Bunge, Viterra merger talks reach critical stage

Bunge, Viterra merger talks reach critical stage

NEW YORK — Negotiations of a potential merger between agribusiness giants Bunge Ltd. and Viterra have reached a critical stage as the companies attempt to put the final touches on a deal that would combine two of the world’s largest agricultural traders, Reuters reported on June 8, citing sources familiar with the matter.

The sources told Reuters that Bunge, whose market value is about $14 billion, would pay for most of the deal with stock as well as cash and debt financing from banks. The combined company would be led by Gregory Heckman, chief executive officer of Bunge, according to the sources. Bunge, based in St. Louis, is a world leader in soybean processing and a leading supplier of specialty plant-based oils and fats, operating approximately 300 facilities in more than 40 countries.

 If the negotiations are successful, Viterra, which is owned by Switzerland-based commodity trading giant Glencore PLC, could sign off on the deal as early as this weekend, the sources told Reuters. Viterra, based in Rotterdam, The Netherlands, operates a network of agricultural storage, processing and transport assets in 37 countries.  

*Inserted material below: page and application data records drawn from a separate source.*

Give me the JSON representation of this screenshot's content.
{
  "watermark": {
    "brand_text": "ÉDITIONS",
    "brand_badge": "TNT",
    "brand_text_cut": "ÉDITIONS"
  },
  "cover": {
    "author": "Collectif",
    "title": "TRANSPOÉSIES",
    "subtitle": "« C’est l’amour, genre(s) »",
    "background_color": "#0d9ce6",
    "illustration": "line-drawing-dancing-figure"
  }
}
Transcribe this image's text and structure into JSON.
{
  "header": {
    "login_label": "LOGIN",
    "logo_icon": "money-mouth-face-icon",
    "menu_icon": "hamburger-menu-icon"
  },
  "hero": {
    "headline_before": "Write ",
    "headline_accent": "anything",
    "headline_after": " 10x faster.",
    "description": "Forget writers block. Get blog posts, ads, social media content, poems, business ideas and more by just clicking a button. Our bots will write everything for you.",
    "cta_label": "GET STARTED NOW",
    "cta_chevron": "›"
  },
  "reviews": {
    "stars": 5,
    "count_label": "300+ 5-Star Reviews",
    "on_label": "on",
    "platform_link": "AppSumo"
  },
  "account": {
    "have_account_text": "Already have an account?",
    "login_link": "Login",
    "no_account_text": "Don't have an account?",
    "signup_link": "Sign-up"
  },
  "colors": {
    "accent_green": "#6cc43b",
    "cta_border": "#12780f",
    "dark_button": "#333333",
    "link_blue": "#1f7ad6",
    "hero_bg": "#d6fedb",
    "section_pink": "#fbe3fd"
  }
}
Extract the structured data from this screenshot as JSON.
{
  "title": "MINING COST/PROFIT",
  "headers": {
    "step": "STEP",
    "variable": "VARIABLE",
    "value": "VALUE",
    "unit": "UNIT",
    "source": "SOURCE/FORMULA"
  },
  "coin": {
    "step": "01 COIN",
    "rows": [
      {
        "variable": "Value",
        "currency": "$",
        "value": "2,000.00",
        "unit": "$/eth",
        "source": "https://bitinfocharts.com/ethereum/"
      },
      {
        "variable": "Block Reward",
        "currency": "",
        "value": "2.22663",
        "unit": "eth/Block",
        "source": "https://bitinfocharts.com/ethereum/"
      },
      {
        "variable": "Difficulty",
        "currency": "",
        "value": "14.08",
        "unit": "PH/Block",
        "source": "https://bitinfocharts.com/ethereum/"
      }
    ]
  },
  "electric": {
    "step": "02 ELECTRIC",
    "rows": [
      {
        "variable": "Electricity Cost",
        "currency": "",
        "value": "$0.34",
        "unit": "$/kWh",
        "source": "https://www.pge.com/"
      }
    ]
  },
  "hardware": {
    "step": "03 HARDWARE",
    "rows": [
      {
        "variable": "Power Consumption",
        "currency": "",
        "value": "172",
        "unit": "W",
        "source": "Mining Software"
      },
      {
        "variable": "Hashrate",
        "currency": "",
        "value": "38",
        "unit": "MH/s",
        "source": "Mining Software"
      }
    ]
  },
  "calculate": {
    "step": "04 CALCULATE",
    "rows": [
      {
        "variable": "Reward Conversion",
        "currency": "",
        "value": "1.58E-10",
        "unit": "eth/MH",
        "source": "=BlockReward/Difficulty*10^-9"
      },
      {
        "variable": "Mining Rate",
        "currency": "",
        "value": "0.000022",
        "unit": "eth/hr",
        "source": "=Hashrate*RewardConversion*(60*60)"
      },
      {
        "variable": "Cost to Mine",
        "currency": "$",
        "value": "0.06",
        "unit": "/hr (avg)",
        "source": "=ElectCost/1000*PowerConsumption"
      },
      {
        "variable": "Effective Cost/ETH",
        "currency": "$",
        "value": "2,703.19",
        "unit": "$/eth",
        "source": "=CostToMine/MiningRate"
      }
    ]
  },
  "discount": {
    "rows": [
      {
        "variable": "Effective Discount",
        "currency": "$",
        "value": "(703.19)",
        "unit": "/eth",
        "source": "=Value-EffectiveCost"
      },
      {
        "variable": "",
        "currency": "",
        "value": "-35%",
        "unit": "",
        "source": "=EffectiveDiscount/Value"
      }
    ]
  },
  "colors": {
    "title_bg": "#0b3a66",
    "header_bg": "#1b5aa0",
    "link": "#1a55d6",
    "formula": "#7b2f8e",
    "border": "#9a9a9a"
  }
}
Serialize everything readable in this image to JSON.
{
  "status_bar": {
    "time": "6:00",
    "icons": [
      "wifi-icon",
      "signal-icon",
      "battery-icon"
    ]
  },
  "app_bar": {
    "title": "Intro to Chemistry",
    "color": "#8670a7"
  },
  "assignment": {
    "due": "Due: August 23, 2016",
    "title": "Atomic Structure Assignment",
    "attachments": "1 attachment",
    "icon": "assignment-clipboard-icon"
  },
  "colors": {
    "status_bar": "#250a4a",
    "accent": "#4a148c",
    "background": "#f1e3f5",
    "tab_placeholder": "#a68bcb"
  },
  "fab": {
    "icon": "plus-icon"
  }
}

Viterra reported its most successful year ever in 2022 with a record EBITDA of $2.65 billion, noting record production in its main export regions among the reasons for its strong performance. Viterra recently acquired another US-based grain company, Gavilon, for its grain origination and storage and food ingredients business.

The discussions between Bunge and Viterra were first reported on May 25.

This is not the first time that merger rumors about the companies have surfaced. In 2017, Glencore made a takeover approach for Bunge that ultimately failed. A year later, The Wall Street Journal reported that ADM approached Bunge about a possible takeover bid, suggesting that a bidding war between ADM and Glencore could ensue, but Bunge, which at the time was struggling with sagging profits and considered vulnerable, ultimately chose to remain an independent company.

A few months later, Bunge hired Mr. Heckman as its CEO and during the past four years the company’s financial performance has rebounded significantly. The company, which in 2017 was valued at $11 billion, has an estimated value of $14 billion today.

If the companies agree to the merger, Bunge’s annual revenues would move closer to US agribusiness rival ADM, which reported sales of nearly $102 billion in 2022. Bunge and Viterra’s combined sales were more than $67 billion last year.

Bunge’s stock price rose sharply when the discussions between the companies were first reported, peaking at $95 per share on June 7. It closed at $91 per share on June 8.

If an agreement is reached, it would be scrutinized by antitrust regulators before being finalized.

Viterra declined to comment on the merger rumors when reached by World Grain, a sister publication of Milling & Baking News and Food Business News, while Bunge did not respond to a request for comment.